About this exercise:
Below are some records: retype them all exactly, but not the pictures.
● ● ● ●
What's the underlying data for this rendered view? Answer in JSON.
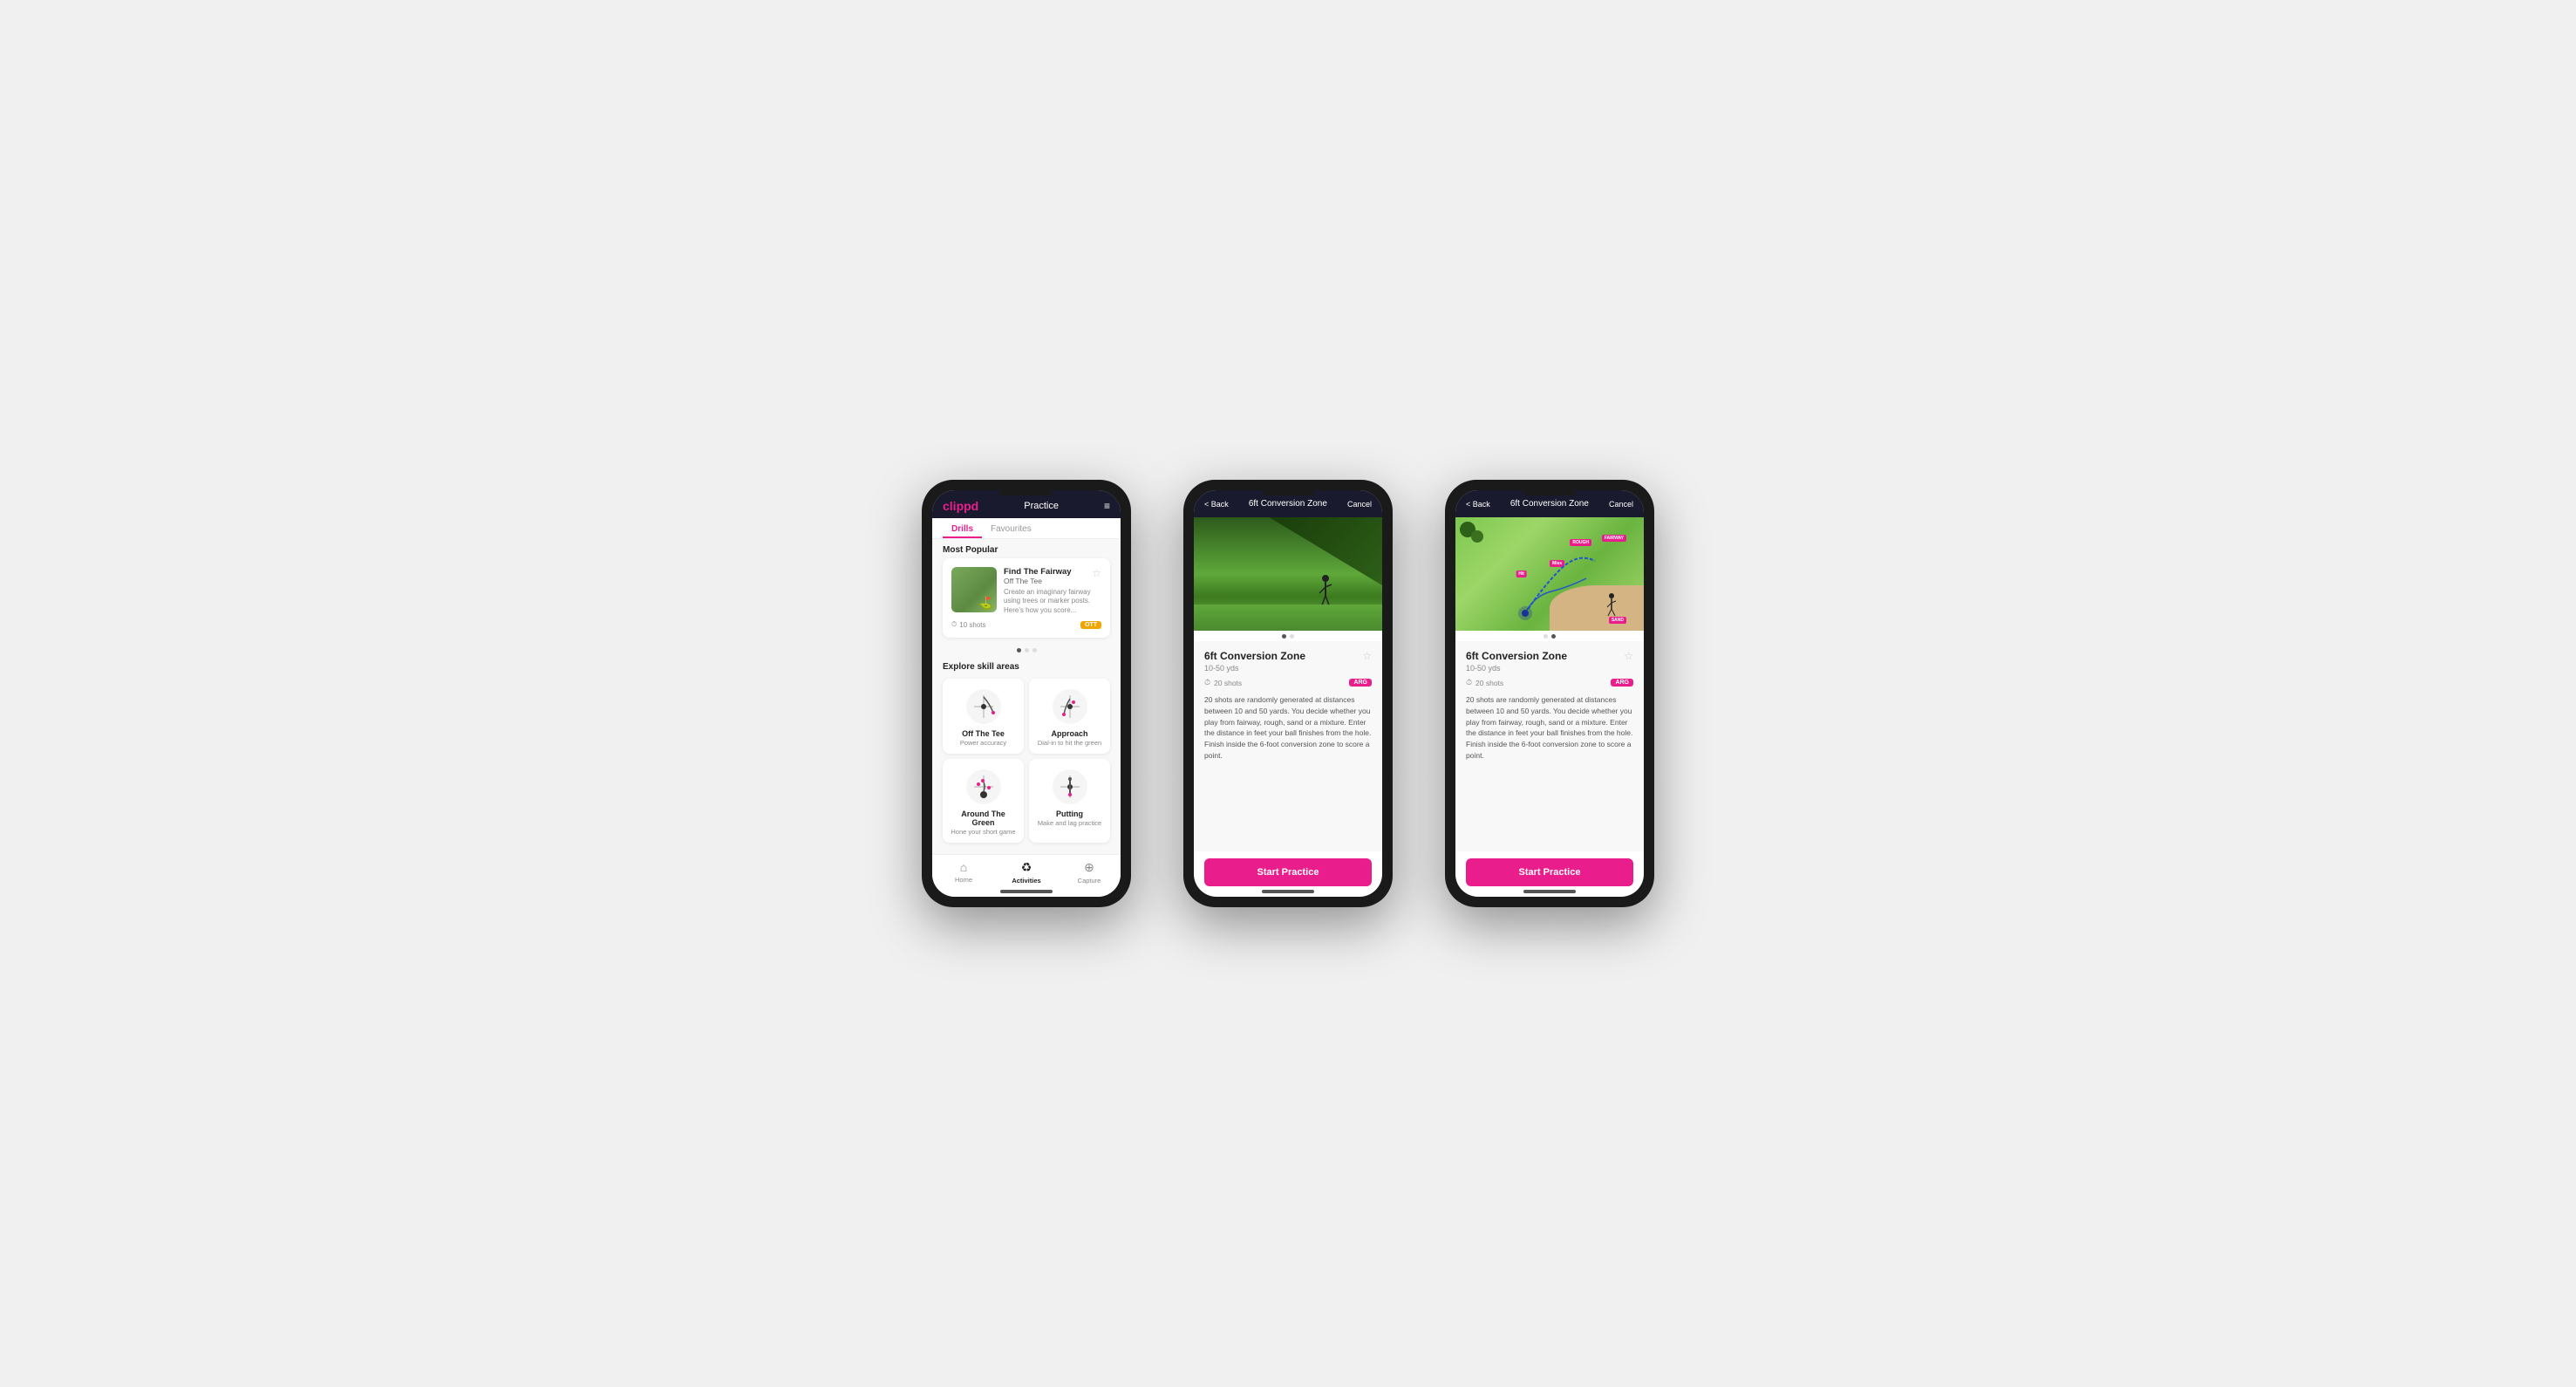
{
  "phones": {
    "phone1": {
      "header": {
        "logo": "clippd",
        "title": "Practice",
        "menu_icon": "≡"
      },
      "tabs": [
        {
          "label": "Drills",
          "active": true
        },
        {
          "label": "Favourites",
          "active": false
        }
      ],
      "most_popular_label": "Most Popular",
      "drill_card": {
        "title": "Find The Fairway",
        "subtitle": "Off The Tee",
        "description": "Create an imaginary fairway using trees or marker posts. Here's how you score...",
        "shots": "10 shots",
        "tag": "OTT"
      },
      "explore_label": "Explore skill areas",
      "skill_areas": [
        {
          "name": "Off The Tee",
          "desc": "Power accuracy"
        },
        {
          "name": "Approach",
          "desc": "Dial-in to hit the green"
        },
        {
          "name": "Around The Green",
          "desc": "Hone your short game"
        },
        {
          "name": "Putting",
          "desc": "Make and lag practice"
        }
      ],
      "bottom_nav": [
        {
          "label": "Home",
          "icon": "⌂",
          "active": false
        },
        {
          "label": "Activities",
          "icon": "♻",
          "active": true
        },
        {
          "label": "Capture",
          "icon": "⊕",
          "active": false
        }
      ]
    },
    "phone2": {
      "header": {
        "back": "< Back",
        "title": "6ft Conversion Zone",
        "cancel": "Cancel"
      },
      "drill": {
        "title": "6ft Conversion Zone",
        "yardage": "10-50 yds",
        "shots": "20 shots",
        "tag": "ARG",
        "description": "20 shots are randomly generated at distances between 10 and 50 yards. You decide whether you play from fairway, rough, sand or a mixture. Enter the distance in feet your ball finishes from the hole. Finish inside the 6-foot conversion zone to score a point."
      },
      "start_practice": "Start Practice",
      "image_type": "photo"
    },
    "phone3": {
      "header": {
        "back": "< Back",
        "title": "6ft Conversion Zone",
        "cancel": "Cancel"
      },
      "drill": {
        "title": "6ft Conversion Zone",
        "yardage": "10-50 yds",
        "shots": "20 shots",
        "tag": "ARG",
        "description": "20 shots are randomly generated at distances between 10 and 50 yards. You decide whether you play from fairway, rough, sand or a mixture. Enter the distance in feet your ball finishes from the hole. Finish inside the 6-foot conversion zone to score a point."
      },
      "start_practice": "Start Practice",
      "image_type": "map"
    }
  }
}
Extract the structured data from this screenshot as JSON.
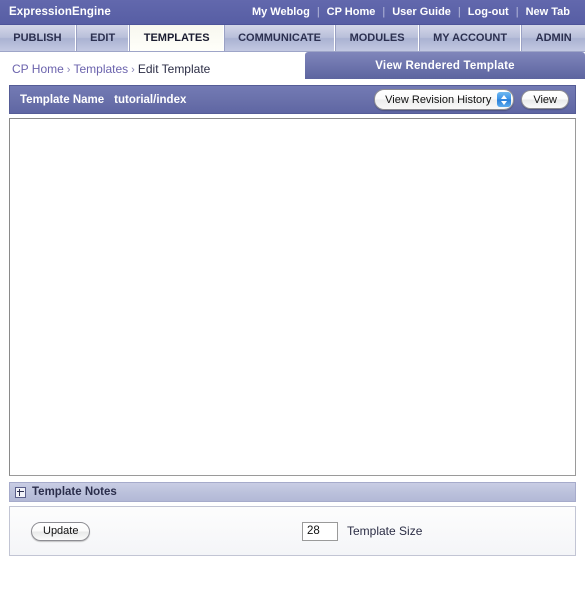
{
  "brand": {
    "title": "ExpressionEngine",
    "links": [
      {
        "label": "My Weblog"
      },
      {
        "label": "CP Home"
      },
      {
        "label": "User Guide"
      },
      {
        "label": "Log-out"
      },
      {
        "label": "New Tab"
      }
    ],
    "separator": "|"
  },
  "nav": {
    "tabs": [
      {
        "label": "PUBLISH",
        "active": false
      },
      {
        "label": "EDIT",
        "active": false
      },
      {
        "label": "TEMPLATES",
        "active": true
      },
      {
        "label": "COMMUNICATE",
        "active": false
      },
      {
        "label": "MODULES",
        "active": false
      },
      {
        "label": "MY ACCOUNT",
        "active": false
      },
      {
        "label": "ADMIN",
        "active": false
      }
    ]
  },
  "breadcrumb": {
    "home": "CP Home",
    "section": "Templates",
    "current": "Edit Template",
    "separator": "›"
  },
  "render_tab": {
    "label": "View Rendered Template"
  },
  "template_header": {
    "name_label": "Template Name",
    "name_value": "tutorial/index",
    "revision_select": "View Revision History",
    "view_button": "View"
  },
  "editor": {
    "content": ""
  },
  "notes": {
    "label": "Template Notes",
    "expand_icon": "plus-icon"
  },
  "footer": {
    "update_button": "Update",
    "size_value": "28",
    "size_label": "Template Size"
  },
  "colors": {
    "brand_bar": "#5b62a8",
    "nav_bar": "#b9bfda",
    "accent": "#6b63ad",
    "active_tab": "#fdfdf7",
    "header_bar": "#6a71ab",
    "aqua_blue": "#3c93e8"
  }
}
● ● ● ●
Reply:
What's the underlying data for this rendered view? Answer in JSON.
{
  "phones": {
    "phone1": {
      "header": {
        "logo": "clippd",
        "title": "Practice",
        "menu_icon": "≡"
      },
      "tabs": [
        {
          "label": "Drills",
          "active": true
        },
        {
          "label": "Favourites",
          "active": false
        }
      ],
      "most_popular_label": "Most Popular",
      "drill_card": {
        "title": "Find The Fairway",
        "subtitle": "Off The Tee",
        "description": "Create an imaginary fairway using trees or marker posts. Here's how you score...",
        "shots": "10 shots",
        "tag": "OTT"
      },
      "explore_label": "Explore skill areas",
      "skill_areas": [
        {
          "name": "Off The Tee",
          "desc": "Power accuracy"
        },
        {
          "name": "Approach",
          "desc": "Dial-in to hit the green"
        },
        {
          "name": "Around The Green",
          "desc": "Hone your short game"
        },
        {
          "name": "Putting",
          "desc": "Make and lag practice"
        }
      ],
      "bottom_nav": [
        {
          "label": "Home",
          "icon": "⌂",
          "active": false
        },
        {
          "label": "Activities",
          "icon": "♻",
          "active": true
        },
        {
          "label": "Capture",
          "icon": "⊕",
          "active": false
        }
      ]
    },
    "phone2": {
      "header": {
        "back": "< Back",
        "title": "6ft Conversion Zone",
        "cancel": "Cancel"
      },
      "drill": {
        "title": "6ft Conversion Zone",
        "yardage": "10-50 yds",
        "shots": "20 shots",
        "tag": "ARG",
        "description": "20 shots are randomly generated at distances between 10 and 50 yards. You decide whether you play from fairway, rough, sand or a mixture. Enter the distance in feet your ball finishes from the hole. Finish inside the 6-foot conversion zone to score a point."
      },
      "start_practice": "Start Practice",
      "image_type": "photo"
    },
    "phone3": {
      "header": {
        "back": "< Back",
        "title": "6ft Conversion Zone",
        "cancel": "Cancel"
      },
      "drill": {
        "title": "6ft Conversion Zone",
        "yardage": "10-50 yds",
        "shots": "20 shots",
        "tag": "ARG",
        "description": "20 shots are randomly generated at distances between 10 and 50 yards. You decide whether you play from fairway, rough, sand or a mixture. Enter the distance in feet your ball finishes from the hole. Finish inside the 6-foot conversion zone to score a point."
      },
      "start_practice": "Start Practice",
      "image_type": "map"
    }
  }
}
Extract the structured data from this screenshot as JSON.
{
  "brand": {
    "title": "ExpressionEngine",
    "links": [
      {
        "label": "My Weblog"
      },
      {
        "label": "CP Home"
      },
      {
        "label": "User Guide"
      },
      {
        "label": "Log-out"
      },
      {
        "label": "New Tab"
      }
    ],
    "separator": "|"
  },
  "nav": {
    "tabs": [
      {
        "label": "PUBLISH",
        "active": false
      },
      {
        "label": "EDIT",
        "active": false
      },
      {
        "label": "TEMPLATES",
        "active": true
      },
      {
        "label": "COMMUNICATE",
        "active": false
      },
      {
        "label": "MODULES",
        "active": false
      },
      {
        "label": "MY ACCOUNT",
        "active": false
      },
      {
        "label": "ADMIN",
        "active": false
      }
    ]
  },
  "breadcrumb": {
    "home": "CP Home",
    "section": "Templates",
    "current": "Edit Template",
    "separator": "›"
  },
  "render_tab": {
    "label": "View Rendered Template"
  },
  "template_header": {
    "name_label": "Template Name",
    "name_value": "tutorial/index",
    "revision_select": "View Revision History",
    "view_button": "View"
  },
  "editor": {
    "content": ""
  },
  "notes": {
    "label": "Template Notes",
    "expand_icon": "plus-icon"
  },
  "footer": {
    "update_button": "Update",
    "size_value": "28",
    "size_label": "Template Size"
  },
  "colors": {
    "brand_bar": "#5b62a8",
    "nav_bar": "#b9bfda",
    "accent": "#6b63ad",
    "active_tab": "#fdfdf7",
    "header_bar": "#6a71ab",
    "aqua_blue": "#3c93e8"
  }
}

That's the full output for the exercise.